When the programmers sign up to work on a task, that means the
testers are also signed up to create tests that stand a good
chance of finding unintended consequences of the particular
changes the programmers are going to make. That will involve much
more communication than before, including pair work. Therefore, if
the programmers are in a bullpen, the testers should be there
too. Also, the testers should teach the programmers how to "think
like a tester" so that they can avoid bugs in the first place.
In this way, the testers serve the programmers (a role some are
uncomfortable with). In return, the programmers should be
prepared to make changes to the code that are directly in
service of making whole-product tests easier to write. (If
programmers are unwilling or grudgingly willing, the team has a
task: turning duty into desire.)
Where there's a Customer or product owner on the
project, the tester also serves her. One way is to help her
express what she wants in a clear form that can be turned into
checkable examples (that is, tests). The tester should also try to
think of questions the programmers aren't asking. That implies
boning up on the business domain. (Testers often already
know it well, if idiosyncratically). I often think of testers as
shepherds of the conversation between Customers and
programmers. It's a more social role than a lot of testers have
Sometimes teams are jumping into Agile to avoid the horror of
the previous release. The code was too buggy, or too late, or cost too much
per feature, or all three. In such a case, the programmer team is
probably not trusted by the business people. If so, trust is an
essential deliverable. It's not enough to be better; you have to be
visibly better soon. Delivering tested, working features
at frequent intervals is a key way to get trust back. Another way
cooperation with a product owner that demonstrates that the team's
orientation is toward helping her meet her goals. But more
generally, the team should pay active attention to how well
they're doing at building trust, not just at building code.
That's all I can think of now. What else?
## Posted at 21:01 in category /agile
array[array.size], (car nil), and a certain sense of balance
Last night, I was disappointed by a bug. It was in some Python code
I was writing for the Agile Alliance web site. In Python, indexing
one past the end of the array throws an error. In Ruby, it
nil. Since I'm used to Ruby, I unconsciously
took advantage of its behavior.
To fix the problem, I added an
if statement. A small
price to pay, a Pythonist might say, for conceptual clarity. How is
it sensible to talk about the value of something that isn't there?
Perhaps so. But I was at that moment reminded of a wonderful
email. I think it was from George Carrette to some Common Lisp
mailing list, circa 1984. He wrote of a dream in which he was
inspired to eschew all the hackish shortcuts of regular Lisp and
translate a program into Scheme. First he stopped taking advantage
of the way traditional Lisp lets you ask for the first element of an
empty list (that is,
nil). Then he stopped treating "false" and "the
empty list" as the same thing. Etc.
As he went on, the code kept getting bigger and not so nice, but he
maintained the pretense of being an enthusiastic convert to logical
purity.

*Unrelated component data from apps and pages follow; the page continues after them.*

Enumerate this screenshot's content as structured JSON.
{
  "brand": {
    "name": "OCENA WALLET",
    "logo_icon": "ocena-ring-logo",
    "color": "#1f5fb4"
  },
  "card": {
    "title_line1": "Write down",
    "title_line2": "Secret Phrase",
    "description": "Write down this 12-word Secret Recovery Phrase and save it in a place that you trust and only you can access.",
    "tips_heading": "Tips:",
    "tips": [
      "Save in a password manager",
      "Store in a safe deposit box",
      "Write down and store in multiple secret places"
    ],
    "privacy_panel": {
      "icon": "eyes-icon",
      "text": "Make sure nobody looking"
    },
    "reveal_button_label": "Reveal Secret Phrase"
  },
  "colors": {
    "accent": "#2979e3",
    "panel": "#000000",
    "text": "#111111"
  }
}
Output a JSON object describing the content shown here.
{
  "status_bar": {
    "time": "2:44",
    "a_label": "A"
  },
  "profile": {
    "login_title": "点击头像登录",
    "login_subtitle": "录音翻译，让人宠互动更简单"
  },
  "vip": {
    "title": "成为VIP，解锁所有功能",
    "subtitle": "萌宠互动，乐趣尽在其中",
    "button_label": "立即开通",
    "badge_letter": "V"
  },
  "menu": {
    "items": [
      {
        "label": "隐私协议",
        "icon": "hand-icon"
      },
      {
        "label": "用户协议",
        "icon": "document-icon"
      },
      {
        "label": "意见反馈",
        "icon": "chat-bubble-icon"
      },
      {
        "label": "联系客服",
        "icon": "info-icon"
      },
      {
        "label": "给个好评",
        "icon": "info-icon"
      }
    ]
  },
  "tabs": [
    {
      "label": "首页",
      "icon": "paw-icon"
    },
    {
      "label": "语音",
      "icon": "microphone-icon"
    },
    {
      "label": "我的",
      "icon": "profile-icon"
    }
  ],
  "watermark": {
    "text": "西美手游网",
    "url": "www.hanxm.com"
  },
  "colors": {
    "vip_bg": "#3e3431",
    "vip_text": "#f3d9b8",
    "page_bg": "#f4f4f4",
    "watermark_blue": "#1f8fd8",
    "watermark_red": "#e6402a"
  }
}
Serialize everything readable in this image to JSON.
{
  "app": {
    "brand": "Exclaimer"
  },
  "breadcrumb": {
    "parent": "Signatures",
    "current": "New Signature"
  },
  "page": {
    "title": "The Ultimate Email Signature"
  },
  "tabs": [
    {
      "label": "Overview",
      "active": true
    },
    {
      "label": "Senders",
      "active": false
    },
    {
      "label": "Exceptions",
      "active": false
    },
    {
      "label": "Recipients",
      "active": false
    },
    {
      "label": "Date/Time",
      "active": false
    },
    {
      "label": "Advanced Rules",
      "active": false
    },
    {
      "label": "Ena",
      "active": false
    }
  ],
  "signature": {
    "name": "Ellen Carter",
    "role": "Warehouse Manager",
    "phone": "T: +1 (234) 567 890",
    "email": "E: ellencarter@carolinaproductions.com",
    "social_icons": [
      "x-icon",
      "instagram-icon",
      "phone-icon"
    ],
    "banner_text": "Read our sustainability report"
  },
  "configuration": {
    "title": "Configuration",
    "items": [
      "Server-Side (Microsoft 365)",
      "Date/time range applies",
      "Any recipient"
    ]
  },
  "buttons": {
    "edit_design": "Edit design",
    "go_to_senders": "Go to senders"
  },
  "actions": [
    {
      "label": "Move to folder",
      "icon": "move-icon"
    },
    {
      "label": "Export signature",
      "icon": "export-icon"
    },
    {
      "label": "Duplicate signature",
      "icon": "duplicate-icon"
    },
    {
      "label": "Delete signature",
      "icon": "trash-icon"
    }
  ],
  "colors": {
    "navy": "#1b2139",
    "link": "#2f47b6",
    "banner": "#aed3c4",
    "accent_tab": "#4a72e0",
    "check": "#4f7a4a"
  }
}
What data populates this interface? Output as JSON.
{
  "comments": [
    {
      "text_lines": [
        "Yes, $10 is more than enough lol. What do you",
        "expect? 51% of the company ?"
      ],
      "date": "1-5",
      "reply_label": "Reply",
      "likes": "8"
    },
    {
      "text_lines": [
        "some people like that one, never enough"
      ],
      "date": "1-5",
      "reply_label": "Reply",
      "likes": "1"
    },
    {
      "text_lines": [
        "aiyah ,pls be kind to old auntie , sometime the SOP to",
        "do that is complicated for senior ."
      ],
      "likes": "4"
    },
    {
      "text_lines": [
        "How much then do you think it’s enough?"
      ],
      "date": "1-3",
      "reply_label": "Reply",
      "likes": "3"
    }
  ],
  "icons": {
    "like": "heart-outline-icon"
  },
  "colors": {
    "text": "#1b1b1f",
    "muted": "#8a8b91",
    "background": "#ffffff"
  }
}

It was a tour de force of sarcasm, I thought, and I'd love
to get a copy if anyone saved it.
That makes him seem just snarky, but a Google
search shows Carrette also involved as a contributor to the
Scheme intellectual family tree. The Great Lispers of the Past had
that ability to flip rapidly between the ideal and the practical:
understanding the power that comes from conceptual simplicity and
uniformity, but also realizing that there are non-logical special
cases with pragmatic value. Able to be at the most ethereal levels
combinator) at one moment, in amongst PDP-10 assembly code the
It's a balance I'd like to have.
(See also the Null
Object pattern. How often do null objects actually make sense
when you think about them, and how often are they just ways to
## Posted at 07:20 in category /misc